The Inspector General said it is important to obtain the information in order to prevent fraud in the future.
“Without accurate state performance information, Congress and the ETA (Employment & Training Administration) are not able to fully assess state activities and mitigate the risk of overpayments and fraud for future programs of a similar nature,” the report said.
A state audit released in June found nearly $2 billion dollars in federal money intended to assist unemployed Illinoisans during the pandemic was lost to fraudulent claims. The audit found that, of the $3.6 billion in unemployment claims paid out from July 2020 through June 2021, nearly $1.9 billion was found to be fraudulent.
The state audit found that IDES failed to implement general information technology controls over Pandemic Unemployment Assistance and failed to maintain accurate pandemic unemployment assistance claimant data.
Officials at IDES blamed insufficient and flawed federal guidance.
Haywood Talcove, the CEO of Lexis-Nexis Risk Solutions, said at the height of the pandemic, there were directions on how to swindle the agency, something IDES officials were oblivious to.
“On the ‘Dark Web’ explains how to get past the Illinois Department of Employment Security tools to get a benefit paid,” said Talcove. “They should know about that before I know about that.”
Illinois was one of a few states that borrowed to pay unemployment claims during the pandemic. The state paid down some of the $4.5 billion using federal COVID-19 relief dollars, but still carries a $1.8 billion balance with taxpayers covering the accrued interest.
A request for comment from IDES went unanswered.
Two bipartisan bills were signed into law Friday aimed at holding accountable people who commit fraud under pandemic relief programs.

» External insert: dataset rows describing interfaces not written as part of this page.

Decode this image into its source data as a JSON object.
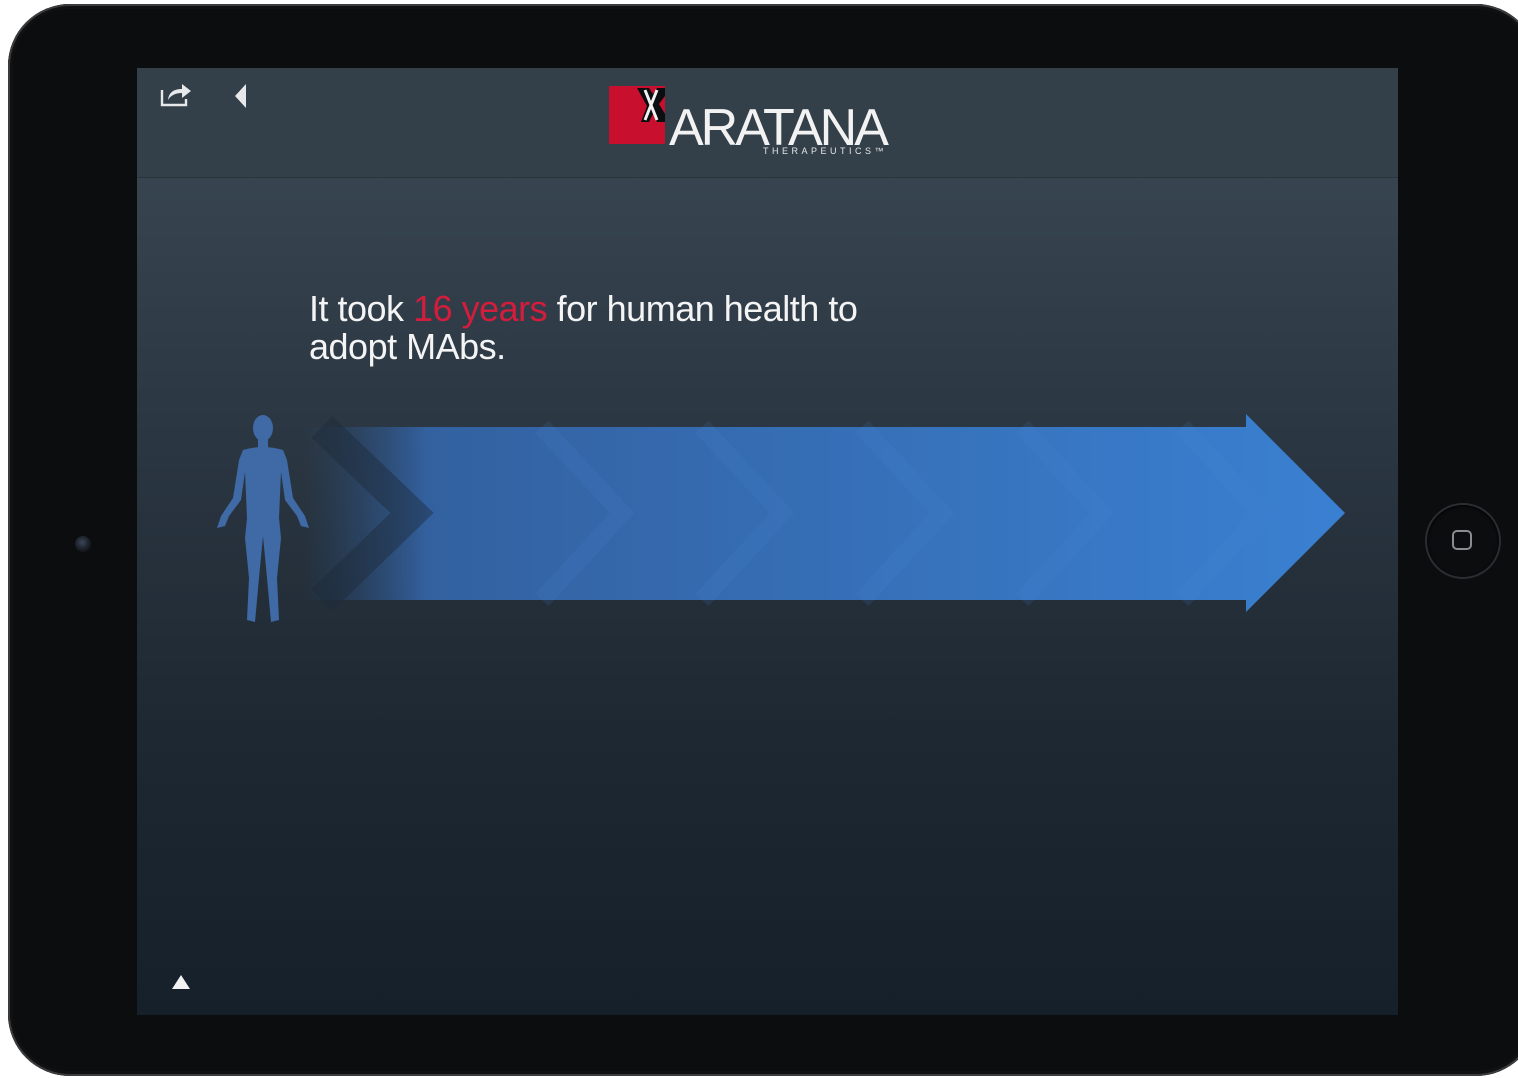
{
  "device": {
    "type": "tablet-landscape"
  },
  "toolbar": {
    "share_icon": "share-icon",
    "back_icon": "chevron-left-icon"
  },
  "logo": {
    "name": "ARATANA",
    "subtitle": "THERAPEUTICS™",
    "brand_color": "#c8102e"
  },
  "slide": {
    "headline_part1": "It took ",
    "headline_highlight": "16 years",
    "headline_part2": " for human health to adopt MAbs.",
    "highlight_color": "#d41c3c",
    "arrow_color": "#3a7fd0",
    "figure_icon": "human-figure-icon"
  },
  "footer": {
    "up_icon": "triangle-up-icon"
  }
}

The two new laws will extend the time period prosecutors have to prosecute people who committed fraud through the Paycheck Protection Program or COVID-19 Economic Injury Disaster Loan program, extending the statute of limitations for criminal and civil enforcement against a borrower to ten years.